Data records:
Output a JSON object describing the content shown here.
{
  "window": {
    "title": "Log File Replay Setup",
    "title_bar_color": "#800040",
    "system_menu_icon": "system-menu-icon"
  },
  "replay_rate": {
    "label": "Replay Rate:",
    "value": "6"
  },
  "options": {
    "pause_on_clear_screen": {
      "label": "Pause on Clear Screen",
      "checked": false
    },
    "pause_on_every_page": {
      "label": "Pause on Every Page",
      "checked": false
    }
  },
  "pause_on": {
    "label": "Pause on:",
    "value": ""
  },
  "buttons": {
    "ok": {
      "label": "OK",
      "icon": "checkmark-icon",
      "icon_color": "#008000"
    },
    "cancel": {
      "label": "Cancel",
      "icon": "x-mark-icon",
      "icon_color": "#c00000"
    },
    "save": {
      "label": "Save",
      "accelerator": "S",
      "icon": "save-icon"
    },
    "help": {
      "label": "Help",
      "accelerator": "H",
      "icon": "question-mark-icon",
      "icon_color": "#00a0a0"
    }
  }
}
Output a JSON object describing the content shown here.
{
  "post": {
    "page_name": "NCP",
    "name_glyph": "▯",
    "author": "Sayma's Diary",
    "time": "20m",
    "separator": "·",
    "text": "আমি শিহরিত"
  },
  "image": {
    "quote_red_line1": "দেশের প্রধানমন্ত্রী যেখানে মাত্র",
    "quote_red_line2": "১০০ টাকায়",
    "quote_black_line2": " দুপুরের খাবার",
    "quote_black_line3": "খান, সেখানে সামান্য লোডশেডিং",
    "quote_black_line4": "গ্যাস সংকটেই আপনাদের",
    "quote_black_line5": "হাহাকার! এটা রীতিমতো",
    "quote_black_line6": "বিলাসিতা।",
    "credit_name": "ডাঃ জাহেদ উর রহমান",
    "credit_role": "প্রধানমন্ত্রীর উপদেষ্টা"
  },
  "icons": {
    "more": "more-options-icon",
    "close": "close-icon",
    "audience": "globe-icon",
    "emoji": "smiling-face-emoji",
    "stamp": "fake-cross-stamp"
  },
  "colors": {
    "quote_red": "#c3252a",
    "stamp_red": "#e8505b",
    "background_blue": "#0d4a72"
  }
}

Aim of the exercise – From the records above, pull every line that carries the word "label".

Response area –
    "label": "Replay Rate:",
      "label": "Pause on Clear Screen",
      "label": "Pause on Every Page",
    "label": "Pause on:",
      "label": "OK",
      "label": "Cancel",
      "label": "Save",
      "label": "Help",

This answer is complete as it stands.